Happy One Month Althouse & Meade!

former law student said...

Happy One Month Althouse & Meade!

If Meade goes by M., the Althouse house would become the M.Althouse. Then they could brew beer there and age it in the cellar (assuming there likely is one).

edutcher said...

Regarding fls' Times letter, the writer is obviously drinking from the same bottle of Guinness as the spinmeisters who crafted the Kennedy Myth.

Irish families fight - that's where whatever "fairness and equity" was won, and the Church taught observance of the Sacraments, not this pseudo lace curtain liberalism the writer has invented. Having grown up in my mother's house where 3 of her 6 siblings lived, I got to see the dynamic up close and personal

Anyone who is interested in how a real Irish family worked ought to take in the relationship between Victor McLaglen and Maureen O'Hara in "The Quiet Man".

PS What Richard said.
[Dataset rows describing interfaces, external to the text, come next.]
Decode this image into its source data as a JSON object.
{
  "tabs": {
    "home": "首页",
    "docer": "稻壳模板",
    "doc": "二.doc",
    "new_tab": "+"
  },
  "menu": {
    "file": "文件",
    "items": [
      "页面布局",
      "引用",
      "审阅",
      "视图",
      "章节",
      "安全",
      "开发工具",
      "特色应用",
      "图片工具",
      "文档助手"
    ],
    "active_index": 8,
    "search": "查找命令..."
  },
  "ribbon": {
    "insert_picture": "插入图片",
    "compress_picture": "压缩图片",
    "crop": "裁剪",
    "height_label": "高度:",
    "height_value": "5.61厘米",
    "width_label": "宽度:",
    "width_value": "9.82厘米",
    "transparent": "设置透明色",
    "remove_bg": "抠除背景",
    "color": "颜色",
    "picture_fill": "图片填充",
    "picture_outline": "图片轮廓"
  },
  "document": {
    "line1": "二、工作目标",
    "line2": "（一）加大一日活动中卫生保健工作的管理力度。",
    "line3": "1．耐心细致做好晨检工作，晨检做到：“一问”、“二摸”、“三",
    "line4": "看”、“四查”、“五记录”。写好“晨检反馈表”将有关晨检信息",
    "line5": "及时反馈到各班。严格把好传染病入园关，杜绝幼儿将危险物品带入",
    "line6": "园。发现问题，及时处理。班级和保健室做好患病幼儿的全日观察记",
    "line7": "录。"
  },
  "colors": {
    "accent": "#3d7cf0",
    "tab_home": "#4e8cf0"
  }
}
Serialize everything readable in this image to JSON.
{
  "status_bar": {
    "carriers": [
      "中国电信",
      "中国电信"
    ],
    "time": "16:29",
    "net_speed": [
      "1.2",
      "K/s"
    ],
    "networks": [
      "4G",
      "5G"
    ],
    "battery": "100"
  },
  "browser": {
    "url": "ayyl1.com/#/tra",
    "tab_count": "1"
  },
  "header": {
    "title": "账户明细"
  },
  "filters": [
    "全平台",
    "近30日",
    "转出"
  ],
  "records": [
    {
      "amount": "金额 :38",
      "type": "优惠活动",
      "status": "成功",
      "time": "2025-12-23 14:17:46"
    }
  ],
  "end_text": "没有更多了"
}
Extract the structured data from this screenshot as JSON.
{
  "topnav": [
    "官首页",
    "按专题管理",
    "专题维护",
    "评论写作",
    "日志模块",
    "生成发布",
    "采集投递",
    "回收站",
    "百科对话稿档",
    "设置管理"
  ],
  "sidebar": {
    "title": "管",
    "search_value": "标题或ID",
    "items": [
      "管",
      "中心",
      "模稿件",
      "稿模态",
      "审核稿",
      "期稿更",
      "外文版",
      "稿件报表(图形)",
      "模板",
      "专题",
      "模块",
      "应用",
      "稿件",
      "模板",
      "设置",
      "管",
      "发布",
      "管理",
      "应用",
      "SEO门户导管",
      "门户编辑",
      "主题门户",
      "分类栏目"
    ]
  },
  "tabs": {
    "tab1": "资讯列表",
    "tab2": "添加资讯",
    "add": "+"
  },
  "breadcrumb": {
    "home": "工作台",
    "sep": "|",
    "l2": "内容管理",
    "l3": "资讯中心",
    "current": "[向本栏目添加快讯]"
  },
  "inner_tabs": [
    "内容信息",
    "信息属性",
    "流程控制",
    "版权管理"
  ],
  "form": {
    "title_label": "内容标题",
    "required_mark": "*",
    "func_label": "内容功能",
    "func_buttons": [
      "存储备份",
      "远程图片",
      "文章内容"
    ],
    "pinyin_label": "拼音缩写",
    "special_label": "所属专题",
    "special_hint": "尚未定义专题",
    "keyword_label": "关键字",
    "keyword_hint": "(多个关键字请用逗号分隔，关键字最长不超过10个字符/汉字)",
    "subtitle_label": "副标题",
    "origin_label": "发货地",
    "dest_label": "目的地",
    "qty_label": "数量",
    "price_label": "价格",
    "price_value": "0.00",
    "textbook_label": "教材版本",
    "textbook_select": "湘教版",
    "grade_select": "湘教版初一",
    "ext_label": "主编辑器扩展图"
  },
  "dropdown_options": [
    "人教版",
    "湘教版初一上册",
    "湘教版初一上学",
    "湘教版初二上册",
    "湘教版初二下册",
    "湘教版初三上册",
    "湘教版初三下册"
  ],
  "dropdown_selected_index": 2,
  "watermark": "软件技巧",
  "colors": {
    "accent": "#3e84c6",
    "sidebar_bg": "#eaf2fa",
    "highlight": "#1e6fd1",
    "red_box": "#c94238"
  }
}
My wife and I have a similar story, so I'm glad you found each other.

rhhardin said...

Orpheus's and Euridice's marriage L'Orfeo Monteverdi, the nicest solos I've heard of this part.

Just ordered the DVD.

I'm one of the opposite-downloaders - if I see something good on YouTube I order the thing.

I used to do high school homework listening to this opera (albeit Helmut Krebs' version).